Open Carpal Tunnel Surgery
Open carpal tunnel surgery relieves pain caused by carpal tunnel syndrome – essentially a pinched nerve in the wrist. When non-surgical treatment options, such as such as bracing, anti-inflammatories, and corticosteroid injections, do not improve the symptoms of carpal tunnel syndrome, a carpal tunnel release may be performed to take the pressure off the nerve. There are two main techniques to accomplish this, open and endoscopic. Although Dr. Donnelly performs both, his preference is the open approach. He favors the open technique because it allows him to visualize the nerve, which decreases the risk of injury and confirms complete release.
Carpal tunnel release is one of the most common hand surgeries performed. It has been rated as one of the most satisfying and successful as well. The surgery itself takes 10-15-minutes and is performed on an outpatient basis. Surgery can be done with the patient completely awake using a technique called wide-awake local anesthesia no tourniquet (WALANT), which involves just numbing the hand prior to the surgery. Traditional sedation anesthesia can also be used.
How is open carpal tunnel surgery performed?
After local anesthesia is administered and the patient is comfortable, an open carpal tunnel release is performed using the following steps:
- The surgeon strategically makes a less than 1-inch incision over natural skin lines on the palm to minimize visible scarring after surgery.
- Surgical instruments are used to access and view the carpal tunnel ligament and the pinched nerve.
- The ligament is carefully cut releasing the pressure off the nerve.
- The incision is closed using sutures and a special suturing technique to limit wound complications.
After the incision is closed, a soft dressing is placed over it and a bandage is wrapped around the wrist. In most cases, there is no need for a hard splint or cast after surgery.
What happens after surgery?

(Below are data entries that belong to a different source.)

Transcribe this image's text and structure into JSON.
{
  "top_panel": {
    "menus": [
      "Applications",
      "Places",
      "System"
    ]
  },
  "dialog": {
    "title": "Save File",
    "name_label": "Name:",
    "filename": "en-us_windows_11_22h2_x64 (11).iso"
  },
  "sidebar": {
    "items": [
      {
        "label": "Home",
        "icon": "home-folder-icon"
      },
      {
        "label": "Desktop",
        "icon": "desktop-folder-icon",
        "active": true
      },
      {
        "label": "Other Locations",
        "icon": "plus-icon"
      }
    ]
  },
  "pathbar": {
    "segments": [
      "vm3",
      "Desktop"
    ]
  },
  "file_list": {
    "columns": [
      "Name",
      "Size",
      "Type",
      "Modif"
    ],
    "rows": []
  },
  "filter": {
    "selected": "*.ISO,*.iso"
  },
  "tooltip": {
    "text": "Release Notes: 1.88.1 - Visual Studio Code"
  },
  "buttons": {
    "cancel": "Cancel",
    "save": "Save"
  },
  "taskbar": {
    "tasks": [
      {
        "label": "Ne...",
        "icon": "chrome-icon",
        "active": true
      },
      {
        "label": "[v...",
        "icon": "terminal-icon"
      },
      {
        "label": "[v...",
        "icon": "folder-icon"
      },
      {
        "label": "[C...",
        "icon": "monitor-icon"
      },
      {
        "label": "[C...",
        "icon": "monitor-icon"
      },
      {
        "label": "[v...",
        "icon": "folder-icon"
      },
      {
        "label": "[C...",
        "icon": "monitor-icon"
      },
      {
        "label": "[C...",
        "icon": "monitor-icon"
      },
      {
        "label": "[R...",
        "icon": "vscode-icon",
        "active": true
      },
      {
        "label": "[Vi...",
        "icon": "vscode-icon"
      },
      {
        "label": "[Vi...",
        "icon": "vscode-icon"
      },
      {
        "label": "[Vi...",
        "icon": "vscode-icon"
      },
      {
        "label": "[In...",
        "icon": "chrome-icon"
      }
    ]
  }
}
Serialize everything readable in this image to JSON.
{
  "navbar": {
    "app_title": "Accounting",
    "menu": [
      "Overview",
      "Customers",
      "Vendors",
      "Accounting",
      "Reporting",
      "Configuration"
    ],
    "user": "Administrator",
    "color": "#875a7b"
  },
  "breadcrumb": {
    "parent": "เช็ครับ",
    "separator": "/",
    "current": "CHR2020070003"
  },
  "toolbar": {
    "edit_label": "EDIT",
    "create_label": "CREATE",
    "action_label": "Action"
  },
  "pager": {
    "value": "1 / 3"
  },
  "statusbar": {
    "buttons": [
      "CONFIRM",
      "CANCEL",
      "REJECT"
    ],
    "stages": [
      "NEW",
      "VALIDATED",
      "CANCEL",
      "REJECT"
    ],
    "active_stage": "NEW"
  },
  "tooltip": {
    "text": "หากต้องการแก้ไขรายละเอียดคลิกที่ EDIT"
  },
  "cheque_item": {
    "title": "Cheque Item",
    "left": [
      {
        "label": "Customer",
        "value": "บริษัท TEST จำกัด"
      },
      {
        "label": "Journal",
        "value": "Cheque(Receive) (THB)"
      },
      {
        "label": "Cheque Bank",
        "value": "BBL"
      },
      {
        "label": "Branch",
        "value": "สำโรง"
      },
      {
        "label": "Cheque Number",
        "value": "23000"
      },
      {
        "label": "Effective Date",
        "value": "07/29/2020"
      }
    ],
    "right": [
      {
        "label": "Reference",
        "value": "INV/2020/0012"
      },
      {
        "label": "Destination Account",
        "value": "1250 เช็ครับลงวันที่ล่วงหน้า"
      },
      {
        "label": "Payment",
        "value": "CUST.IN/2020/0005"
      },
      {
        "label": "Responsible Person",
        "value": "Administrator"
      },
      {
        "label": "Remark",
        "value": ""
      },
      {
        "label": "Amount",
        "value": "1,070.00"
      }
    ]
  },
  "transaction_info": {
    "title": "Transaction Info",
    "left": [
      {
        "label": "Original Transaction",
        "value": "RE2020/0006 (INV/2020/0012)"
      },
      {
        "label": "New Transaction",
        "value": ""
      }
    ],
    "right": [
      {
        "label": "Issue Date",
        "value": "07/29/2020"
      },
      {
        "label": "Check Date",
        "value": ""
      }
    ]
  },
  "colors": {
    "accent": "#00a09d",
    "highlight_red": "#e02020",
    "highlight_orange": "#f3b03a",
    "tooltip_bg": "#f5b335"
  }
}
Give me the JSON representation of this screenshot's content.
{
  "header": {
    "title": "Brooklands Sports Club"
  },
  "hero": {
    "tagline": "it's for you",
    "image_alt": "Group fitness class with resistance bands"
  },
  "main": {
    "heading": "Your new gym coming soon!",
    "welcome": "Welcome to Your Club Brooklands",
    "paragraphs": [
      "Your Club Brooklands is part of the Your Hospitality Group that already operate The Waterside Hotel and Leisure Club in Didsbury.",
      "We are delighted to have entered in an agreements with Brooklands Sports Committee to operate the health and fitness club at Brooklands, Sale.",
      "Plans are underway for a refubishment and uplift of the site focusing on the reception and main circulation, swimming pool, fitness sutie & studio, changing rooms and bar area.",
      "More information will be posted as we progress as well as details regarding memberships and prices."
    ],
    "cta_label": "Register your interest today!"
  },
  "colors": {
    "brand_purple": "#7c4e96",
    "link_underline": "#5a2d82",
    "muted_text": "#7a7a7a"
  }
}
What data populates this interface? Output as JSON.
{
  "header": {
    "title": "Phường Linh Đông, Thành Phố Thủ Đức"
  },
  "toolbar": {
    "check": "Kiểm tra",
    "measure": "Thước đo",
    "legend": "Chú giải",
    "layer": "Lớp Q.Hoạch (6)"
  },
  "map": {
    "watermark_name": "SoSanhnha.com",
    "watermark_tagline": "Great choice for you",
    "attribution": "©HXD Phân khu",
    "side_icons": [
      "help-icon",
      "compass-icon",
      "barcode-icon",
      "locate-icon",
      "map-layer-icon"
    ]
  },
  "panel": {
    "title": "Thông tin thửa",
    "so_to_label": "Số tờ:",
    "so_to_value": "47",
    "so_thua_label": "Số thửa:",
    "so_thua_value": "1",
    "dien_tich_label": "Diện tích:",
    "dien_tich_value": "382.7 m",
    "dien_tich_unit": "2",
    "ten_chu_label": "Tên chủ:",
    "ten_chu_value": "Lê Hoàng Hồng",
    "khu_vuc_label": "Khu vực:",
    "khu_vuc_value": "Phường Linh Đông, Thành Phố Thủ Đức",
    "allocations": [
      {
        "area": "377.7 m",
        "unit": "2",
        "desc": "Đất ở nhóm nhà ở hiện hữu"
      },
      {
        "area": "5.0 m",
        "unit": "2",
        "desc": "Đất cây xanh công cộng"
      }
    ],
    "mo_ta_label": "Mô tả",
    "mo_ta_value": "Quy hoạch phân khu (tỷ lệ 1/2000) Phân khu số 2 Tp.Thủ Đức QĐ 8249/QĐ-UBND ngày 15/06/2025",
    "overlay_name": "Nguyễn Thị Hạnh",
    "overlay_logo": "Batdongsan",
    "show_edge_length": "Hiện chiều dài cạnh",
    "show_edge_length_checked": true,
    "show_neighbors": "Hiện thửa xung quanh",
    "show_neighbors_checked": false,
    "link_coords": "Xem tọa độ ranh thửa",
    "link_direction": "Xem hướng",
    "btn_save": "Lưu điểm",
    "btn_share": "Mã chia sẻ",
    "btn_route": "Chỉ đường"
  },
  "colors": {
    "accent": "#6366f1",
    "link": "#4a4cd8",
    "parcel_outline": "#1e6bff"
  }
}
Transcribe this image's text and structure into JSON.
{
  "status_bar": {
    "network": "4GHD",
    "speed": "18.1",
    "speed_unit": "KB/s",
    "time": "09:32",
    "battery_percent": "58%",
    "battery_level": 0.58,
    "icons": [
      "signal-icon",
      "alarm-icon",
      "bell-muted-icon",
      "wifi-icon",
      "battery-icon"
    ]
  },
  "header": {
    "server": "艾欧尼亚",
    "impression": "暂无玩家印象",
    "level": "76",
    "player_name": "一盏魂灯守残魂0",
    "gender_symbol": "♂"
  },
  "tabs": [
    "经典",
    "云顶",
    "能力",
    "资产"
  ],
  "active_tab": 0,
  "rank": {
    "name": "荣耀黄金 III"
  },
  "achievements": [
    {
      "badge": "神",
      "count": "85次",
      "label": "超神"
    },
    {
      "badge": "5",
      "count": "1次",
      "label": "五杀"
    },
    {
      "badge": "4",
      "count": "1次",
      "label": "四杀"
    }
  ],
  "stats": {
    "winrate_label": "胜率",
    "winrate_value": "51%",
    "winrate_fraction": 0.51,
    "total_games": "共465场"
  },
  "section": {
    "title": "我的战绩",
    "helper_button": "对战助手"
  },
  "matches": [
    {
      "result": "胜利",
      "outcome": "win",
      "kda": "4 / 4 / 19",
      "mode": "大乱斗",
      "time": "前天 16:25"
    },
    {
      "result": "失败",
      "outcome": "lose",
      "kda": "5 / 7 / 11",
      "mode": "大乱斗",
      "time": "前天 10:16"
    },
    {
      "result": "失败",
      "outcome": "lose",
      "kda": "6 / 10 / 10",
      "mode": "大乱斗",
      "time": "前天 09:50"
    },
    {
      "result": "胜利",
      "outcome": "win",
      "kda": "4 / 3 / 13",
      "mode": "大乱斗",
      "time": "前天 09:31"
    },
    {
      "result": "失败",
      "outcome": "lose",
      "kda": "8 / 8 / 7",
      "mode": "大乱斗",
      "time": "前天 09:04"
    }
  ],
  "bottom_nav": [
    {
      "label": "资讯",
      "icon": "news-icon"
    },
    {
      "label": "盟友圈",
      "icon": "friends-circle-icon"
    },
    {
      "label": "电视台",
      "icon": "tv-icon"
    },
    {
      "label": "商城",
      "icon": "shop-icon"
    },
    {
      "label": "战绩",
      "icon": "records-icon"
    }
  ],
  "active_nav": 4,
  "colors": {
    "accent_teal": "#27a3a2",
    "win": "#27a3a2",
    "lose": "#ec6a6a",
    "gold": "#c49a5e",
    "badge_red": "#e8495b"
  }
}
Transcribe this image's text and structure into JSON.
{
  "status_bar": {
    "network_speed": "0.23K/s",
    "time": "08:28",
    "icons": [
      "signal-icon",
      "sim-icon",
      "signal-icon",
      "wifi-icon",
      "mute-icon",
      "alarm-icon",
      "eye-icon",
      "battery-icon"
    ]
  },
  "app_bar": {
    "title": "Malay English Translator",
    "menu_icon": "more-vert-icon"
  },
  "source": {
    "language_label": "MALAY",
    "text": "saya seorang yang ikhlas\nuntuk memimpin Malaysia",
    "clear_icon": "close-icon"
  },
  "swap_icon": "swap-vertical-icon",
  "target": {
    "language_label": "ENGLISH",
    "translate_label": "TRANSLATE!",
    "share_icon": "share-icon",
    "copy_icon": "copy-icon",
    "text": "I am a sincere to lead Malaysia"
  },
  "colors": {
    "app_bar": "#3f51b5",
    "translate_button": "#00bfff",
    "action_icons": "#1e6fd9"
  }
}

Patients return home shortly after surgery, with instruction to take it easy, ice and elevate the extremity. The dressing may be removed at home 4-5 days after surgery and the incision is allowed to get wet in the shower at that time. The sutures will be removed 1-2 weeks after surgery at the first post-op office visit.Although the discomfort for the incision is there, many patients experience symptom relief the day of or the first few days after surgery. In cases where severe symptoms present prior to surgery, symptom relief may take several weeks or months to resolve. Soreness around the incision may also persist for the same amount of time.Light activities are allowed once the dressings are removed. Most patients are return to normal activities one-month after surgery.